It has been 325 days since the Russian invasion began. On Saturday, the fighting in Ukraine continues.
The war goes on
In the Donbas, the Russian Ministry of Defense has announced the capture of Soledar, a small salt mining town to the north of Bakhmut. However, the situation on the ground continues to remain uncertain, and the Ukrainian forces could still be in the town. If the Russian forces capture Soledar, then they will be one step closer to surrounding Bakhmut.
In the east, the fighting along the Kreminna-Svatove line of contact continues in earnest. Both sides are launching attacks and counterattacks in an attempt to dislodge the other side. Once the weather permits, there will be more heavy fighting in the area.
In the south, the situation remains largely unchanged.
Every day, the Ukrainian military is providing an update on their claimed Russian casualties.

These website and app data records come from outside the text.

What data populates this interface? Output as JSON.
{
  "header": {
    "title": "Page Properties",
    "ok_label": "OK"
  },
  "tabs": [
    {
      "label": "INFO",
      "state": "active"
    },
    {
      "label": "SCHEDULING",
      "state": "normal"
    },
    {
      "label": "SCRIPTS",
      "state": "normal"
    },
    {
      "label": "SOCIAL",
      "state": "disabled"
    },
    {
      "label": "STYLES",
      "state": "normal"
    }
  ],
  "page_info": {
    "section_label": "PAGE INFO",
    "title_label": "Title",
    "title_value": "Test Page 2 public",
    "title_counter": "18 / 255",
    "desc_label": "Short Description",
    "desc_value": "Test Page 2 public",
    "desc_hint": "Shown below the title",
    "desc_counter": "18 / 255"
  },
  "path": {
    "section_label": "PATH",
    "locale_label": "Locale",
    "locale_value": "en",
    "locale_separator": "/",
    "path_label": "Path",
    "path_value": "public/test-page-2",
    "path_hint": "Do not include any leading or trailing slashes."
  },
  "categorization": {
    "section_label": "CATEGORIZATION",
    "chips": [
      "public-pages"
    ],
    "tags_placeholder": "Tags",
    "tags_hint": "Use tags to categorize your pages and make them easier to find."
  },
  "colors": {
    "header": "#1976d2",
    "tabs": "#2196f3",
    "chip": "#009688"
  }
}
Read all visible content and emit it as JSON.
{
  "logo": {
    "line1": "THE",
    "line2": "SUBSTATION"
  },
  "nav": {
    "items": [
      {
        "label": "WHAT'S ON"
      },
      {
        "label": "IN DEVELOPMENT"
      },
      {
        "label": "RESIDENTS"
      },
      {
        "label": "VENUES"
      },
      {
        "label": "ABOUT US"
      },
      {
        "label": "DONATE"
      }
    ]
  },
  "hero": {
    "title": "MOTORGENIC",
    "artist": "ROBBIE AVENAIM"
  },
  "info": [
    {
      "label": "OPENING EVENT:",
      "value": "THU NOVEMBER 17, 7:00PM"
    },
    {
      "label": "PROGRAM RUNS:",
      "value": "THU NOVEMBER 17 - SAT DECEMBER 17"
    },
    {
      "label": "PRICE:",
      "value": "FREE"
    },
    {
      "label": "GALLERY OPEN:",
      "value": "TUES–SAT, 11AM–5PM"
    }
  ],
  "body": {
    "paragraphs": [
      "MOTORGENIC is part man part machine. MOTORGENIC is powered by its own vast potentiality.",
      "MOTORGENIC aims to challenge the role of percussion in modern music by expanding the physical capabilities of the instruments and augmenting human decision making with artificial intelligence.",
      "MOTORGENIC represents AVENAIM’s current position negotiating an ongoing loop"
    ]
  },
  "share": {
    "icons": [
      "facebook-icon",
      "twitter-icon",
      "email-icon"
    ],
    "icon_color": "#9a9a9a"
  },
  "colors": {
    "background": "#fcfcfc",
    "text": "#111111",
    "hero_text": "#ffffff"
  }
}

These numbers are official figures and haven’t been separately verified.
However, Western intelligence assessments and independent reporting corroborate, to a certain extent, the Ukrainian casualty claims. For example, the Oryx open-source intelligence research page has visually verified the destruction or capture of more than 1,600 Russian tanks (which amounts to more tanks than the combined armor capabilities of France, Germany, Italy, and the United Kingdom) and more than 5,300 military vehicles of all types; this assessment has been confirmed by the British Ministry of Defense.
The same independent verification exists for most of the other Ukrainian claims. Recently, the Pentagon acknowledged that the Russian military has lost thousands of combat vehicles of all types, including over 1,000 tanks, and dozens of fighter jets and helicopters.
Furthermore, more recent reports that are citing Western intelligence officials indicate that the Russian military has suffered more than 100,000 casualties (killed and wounded) in the war so far.
In the summer, Sir Tony Radakin, the British Chief of the Defence Staff, had told the BBC that the West understands that more than 50,000 Russian troops have been killed or wounded in the conflict thus far. If we were to take the Ukrainian figures as accurate, the number mentioned by Sir Radakin is on the low side of the spectrum.
In November, Chairman of the Joint Chiefs of Staff General Mark Milley shared the U.S. military’s assessment that the Russian military has lost more than 100,000 troops so far in the war.
Yet, it is very hard to verify the actual numbers unless one is on the ground. However, after adjusting for the fog of war and other factors, the Western official numbers are fairly close to the Ukrainian claims.
As of Saturday, the Ukrainian Ministry of Defense is claiming the following Russian casualties:
- 114,660 Russian troops killed (approximately three times that number wounded and captured)
- 6,173 armored personnel carriers and infantry fighting vehicles destroyed
- 4,846 vehicles and fuel tanks
- 3,104 tanks
- 2,090 artillery pieces
- 1,867 tactical unmanned aerial systems
- 723 cruise missiles shot down by the Ukrainian air defenses
- 437 Multiple Launch Rocket Systems (MLRS)
- 286 fighter, attack, and transport jets
- 276 attack and transport helicopters
- 219 anti-aircraft batteries
- 186 special equipment platforms, such as bridging equipment
- 16 boats and cutters
- four mobile Iskander ballistic missile systems
On Saturday, Ukrainian forces continued to inflict the heaviest in the direction of Bakhmut, which is located in the south of the Donbas, and Lyman, which is located in the northeast of the Donbas.
The stated goal of the Russian military for the renewed offensive in the east is to establish full control over the pro-Russian breakaway territories of Donetsk and Luhansk and create and maintain a land corridor between these territories and the occupied Crimea.